[Page and application data records]

----

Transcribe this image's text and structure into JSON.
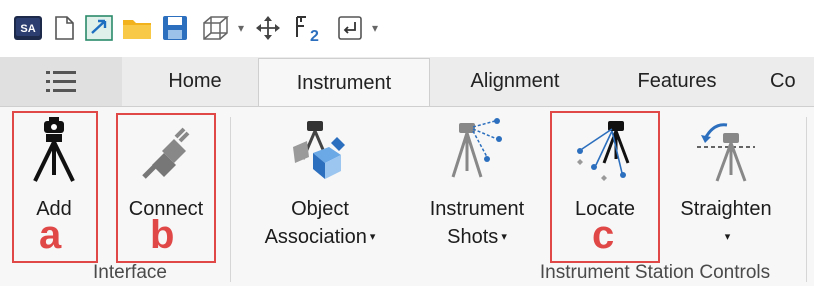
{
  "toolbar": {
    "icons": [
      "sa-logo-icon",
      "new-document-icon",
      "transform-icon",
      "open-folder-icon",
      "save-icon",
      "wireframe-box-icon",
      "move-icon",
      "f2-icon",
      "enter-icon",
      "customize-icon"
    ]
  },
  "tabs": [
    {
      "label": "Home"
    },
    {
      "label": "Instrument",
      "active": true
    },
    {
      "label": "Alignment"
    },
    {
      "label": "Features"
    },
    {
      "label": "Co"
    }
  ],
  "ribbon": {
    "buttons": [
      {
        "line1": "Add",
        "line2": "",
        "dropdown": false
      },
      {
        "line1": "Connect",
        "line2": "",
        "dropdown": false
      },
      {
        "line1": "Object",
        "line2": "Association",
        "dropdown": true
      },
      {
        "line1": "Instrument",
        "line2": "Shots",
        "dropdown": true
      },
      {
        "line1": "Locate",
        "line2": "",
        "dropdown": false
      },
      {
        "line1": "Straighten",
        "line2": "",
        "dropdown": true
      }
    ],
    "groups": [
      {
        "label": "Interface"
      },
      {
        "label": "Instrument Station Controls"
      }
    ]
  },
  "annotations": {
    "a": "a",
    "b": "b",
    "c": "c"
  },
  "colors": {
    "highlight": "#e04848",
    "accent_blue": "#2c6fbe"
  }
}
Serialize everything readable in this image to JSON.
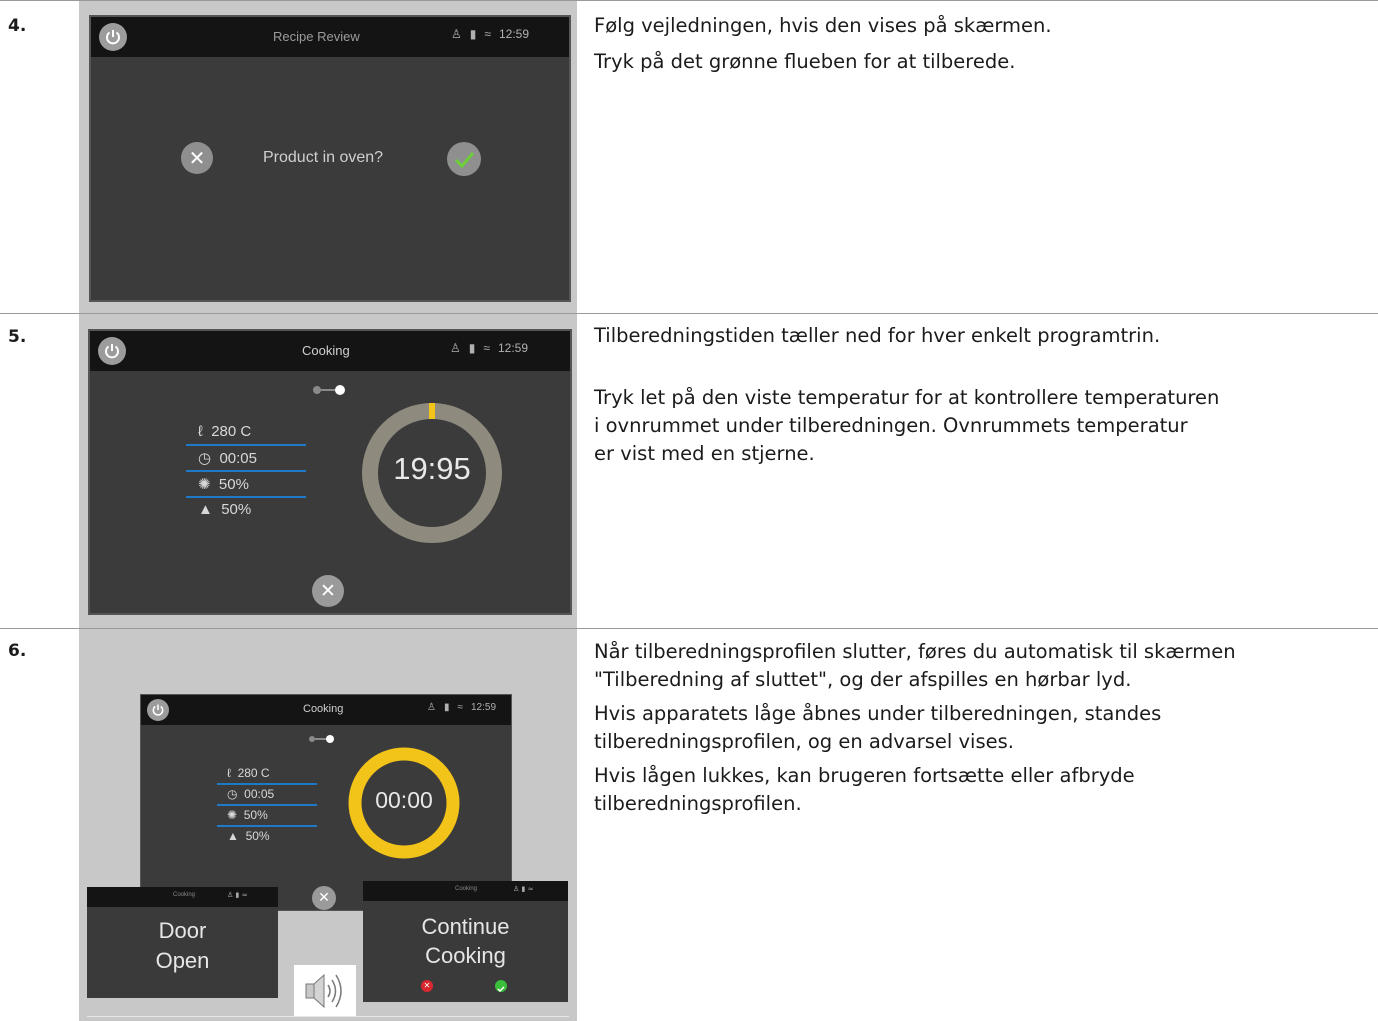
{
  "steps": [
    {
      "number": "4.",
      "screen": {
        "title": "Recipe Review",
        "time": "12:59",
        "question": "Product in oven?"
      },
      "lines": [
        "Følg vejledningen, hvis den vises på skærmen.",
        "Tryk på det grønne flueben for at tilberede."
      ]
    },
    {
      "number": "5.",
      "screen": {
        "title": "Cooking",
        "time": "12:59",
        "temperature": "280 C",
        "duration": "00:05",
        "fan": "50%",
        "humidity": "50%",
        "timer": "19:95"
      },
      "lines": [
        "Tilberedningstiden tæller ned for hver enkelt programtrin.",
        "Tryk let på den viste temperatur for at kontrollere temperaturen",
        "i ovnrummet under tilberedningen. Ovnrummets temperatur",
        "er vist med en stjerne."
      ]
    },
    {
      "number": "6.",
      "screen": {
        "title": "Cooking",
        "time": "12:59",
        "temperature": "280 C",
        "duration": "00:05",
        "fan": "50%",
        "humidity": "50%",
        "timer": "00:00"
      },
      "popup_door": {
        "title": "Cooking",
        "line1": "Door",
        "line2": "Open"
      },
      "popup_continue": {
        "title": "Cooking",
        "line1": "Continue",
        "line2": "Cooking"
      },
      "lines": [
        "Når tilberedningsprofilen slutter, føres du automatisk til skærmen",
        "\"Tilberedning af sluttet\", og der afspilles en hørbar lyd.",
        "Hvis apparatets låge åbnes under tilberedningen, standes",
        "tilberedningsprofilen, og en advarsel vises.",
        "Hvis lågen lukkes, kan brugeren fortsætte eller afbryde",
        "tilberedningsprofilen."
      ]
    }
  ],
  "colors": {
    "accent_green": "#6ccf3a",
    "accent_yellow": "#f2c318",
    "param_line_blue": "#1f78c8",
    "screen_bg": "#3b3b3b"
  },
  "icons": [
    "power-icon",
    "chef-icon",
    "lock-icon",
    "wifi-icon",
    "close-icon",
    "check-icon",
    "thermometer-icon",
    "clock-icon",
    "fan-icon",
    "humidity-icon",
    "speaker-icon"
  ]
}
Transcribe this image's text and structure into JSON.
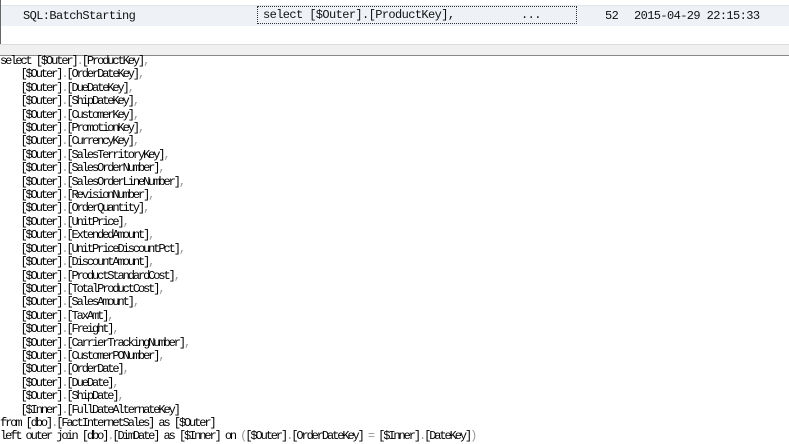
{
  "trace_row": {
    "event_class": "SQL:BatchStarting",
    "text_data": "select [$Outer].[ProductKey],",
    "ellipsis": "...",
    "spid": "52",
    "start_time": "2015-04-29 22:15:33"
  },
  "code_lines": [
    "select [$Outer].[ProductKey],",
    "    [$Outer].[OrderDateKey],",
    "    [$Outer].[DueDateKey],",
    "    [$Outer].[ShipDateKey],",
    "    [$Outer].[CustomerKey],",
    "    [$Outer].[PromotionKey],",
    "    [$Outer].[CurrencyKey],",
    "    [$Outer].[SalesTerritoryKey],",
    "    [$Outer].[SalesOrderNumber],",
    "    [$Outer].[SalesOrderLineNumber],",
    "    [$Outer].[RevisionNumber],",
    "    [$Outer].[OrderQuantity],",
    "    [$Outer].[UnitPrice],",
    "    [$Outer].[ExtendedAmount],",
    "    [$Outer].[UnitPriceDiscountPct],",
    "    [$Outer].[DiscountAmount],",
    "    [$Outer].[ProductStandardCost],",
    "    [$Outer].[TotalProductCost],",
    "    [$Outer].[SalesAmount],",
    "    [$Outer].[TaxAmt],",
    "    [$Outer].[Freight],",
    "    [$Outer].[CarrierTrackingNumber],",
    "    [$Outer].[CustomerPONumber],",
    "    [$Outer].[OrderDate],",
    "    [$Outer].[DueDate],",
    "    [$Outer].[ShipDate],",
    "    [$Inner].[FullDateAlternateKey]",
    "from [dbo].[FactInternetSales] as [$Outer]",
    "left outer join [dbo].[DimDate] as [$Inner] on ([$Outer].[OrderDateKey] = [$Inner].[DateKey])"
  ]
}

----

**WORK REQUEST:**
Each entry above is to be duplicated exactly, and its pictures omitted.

**RESPONSE BOX:**
Transcribe this image's text and structure into JSON.
{
  "toolbar": {
    "icons": [
      "sa-logo-icon",
      "new-document-icon",
      "transform-icon",
      "open-folder-icon",
      "save-icon",
      "wireframe-box-icon",
      "move-icon",
      "f2-icon",
      "enter-icon",
      "customize-icon"
    ]
  },
  "tabs": [
    {
      "label": "Home"
    },
    {
      "label": "Instrument",
      "active": true
    },
    {
      "label": "Alignment"
    },
    {
      "label": "Features"
    },
    {
      "label": "Co"
    }
  ],
  "ribbon": {
    "buttons": [
      {
        "line1": "Add",
        "line2": "",
        "dropdown": false
      },
      {
        "line1": "Connect",
        "line2": "",
        "dropdown": false
      },
      {
        "line1": "Object",
        "line2": "Association",
        "dropdown": true
      },
      {
        "line1": "Instrument",
        "line2": "Shots",
        "dropdown": true
      },
      {
        "line1": "Locate",
        "line2": "",
        "dropdown": false
      },
      {
        "line1": "Straighten",
        "line2": "",
        "dropdown": true
      }
    ],
    "groups": [
      {
        "label": "Interface"
      },
      {
        "label": "Instrument Station Controls"
      }
    ]
  },
  "annotations": {
    "a": "a",
    "b": "b",
    "c": "c"
  },
  "colors": {
    "highlight": "#e04848",
    "accent_blue": "#2c6fbe"
  }
}
Serialize everything readable in this image to JSON.
{
  "steps": [
    {
      "number": "4.",
      "screen": {
        "title": "Recipe Review",
        "time": "12:59",
        "question": "Product in oven?"
      },
      "lines": [
        "Følg vejledningen, hvis den vises på skærmen.",
        "Tryk på det grønne flueben for at tilberede."
      ]
    },
    {
      "number": "5.",
      "screen": {
        "title": "Cooking",
        "time": "12:59",
        "temperature": "280 C",
        "duration": "00:05",
        "fan": "50%",
        "humidity": "50%",
        "timer": "19:95"
      },
      "lines": [
        "Tilberedningstiden tæller ned for hver enkelt programtrin.",
        "Tryk let på den viste temperatur for at kontrollere temperaturen",
        "i ovnrummet under tilberedningen. Ovnrummets temperatur",
        "er vist med en stjerne."
      ]
    },
    {
      "number": "6.",
      "screen": {
        "title": "Cooking",
        "time": "12:59",
        "temperature": "280 C",
        "duration": "00:05",
        "fan": "50%",
        "humidity": "50%",
        "timer": "00:00"
      },
      "popup_door": {
        "title": "Cooking",
        "line1": "Door",
        "line2": "Open"
      },
      "popup_continue": {
        "title": "Cooking",
        "line1": "Continue",
        "line2": "Cooking"
      },
      "lines": [
        "Når tilberedningsprofilen slutter, føres du automatisk til skærmen",
        "\"Tilberedning af sluttet\", og der afspilles en hørbar lyd.",
        "Hvis apparatets låge åbnes under tilberedningen, standes",
        "tilberedningsprofilen, og en advarsel vises.",
        "Hvis lågen lukkes, kan brugeren fortsætte eller afbryde",
        "tilberedningsprofilen."
      ]
    }
  ],
  "colors": {
    "accent_green": "#6ccf3a",
    "accent_yellow": "#f2c318",
    "param_line_blue": "#1f78c8",
    "screen_bg": "#3b3b3b"
  },
  "icons": [
    "power-icon",
    "chef-icon",
    "lock-icon",
    "wifi-icon",
    "close-icon",
    "check-icon",
    "thermometer-icon",
    "clock-icon",
    "fan-icon",
    "humidity-icon",
    "speaker-icon"
  ]
}
Transcribe this image's text and structure into JSON.
{
  "trace_row": {
    "event_class": "SQL:BatchStarting",
    "text_data": "select [$Outer].[ProductKey],",
    "ellipsis": "...",
    "spid": "52",
    "start_time": "2015-04-29 22:15:33"
  },
  "code_lines": [
    "select [$Outer].[ProductKey],",
    "    [$Outer].[OrderDateKey],",
    "    [$Outer].[DueDateKey],",
    "    [$Outer].[ShipDateKey],",
    "    [$Outer].[CustomerKey],",
    "    [$Outer].[PromotionKey],",
    "    [$Outer].[CurrencyKey],",
    "    [$Outer].[SalesTerritoryKey],",
    "    [$Outer].[SalesOrderNumber],",
    "    [$Outer].[SalesOrderLineNumber],",
    "    [$Outer].[RevisionNumber],",
    "    [$Outer].[OrderQuantity],",
    "    [$Outer].[UnitPrice],",
    "    [$Outer].[ExtendedAmount],",
    "    [$Outer].[UnitPriceDiscountPct],",
    "    [$Outer].[DiscountAmount],",
    "    [$Outer].[ProductStandardCost],",
    "    [$Outer].[TotalProductCost],",
    "    [$Outer].[SalesAmount],",
    "    [$Outer].[TaxAmt],",
    "    [$Outer].[Freight],",
    "    [$Outer].[CarrierTrackingNumber],",
    "    [$Outer].[CustomerPONumber],",
    "    [$Outer].[OrderDate],",
    "    [$Outer].[DueDate],",
    "    [$Outer].[ShipDate],",
    "    [$Inner].[FullDateAlternateKey]",
    "from [dbo].[FactInternetSales] as [$Outer]",
    "left outer join [dbo].[DimDate] as [$Inner] on ([$Outer].[OrderDateKey] = [$Inner].[DateKey])"
  ]
}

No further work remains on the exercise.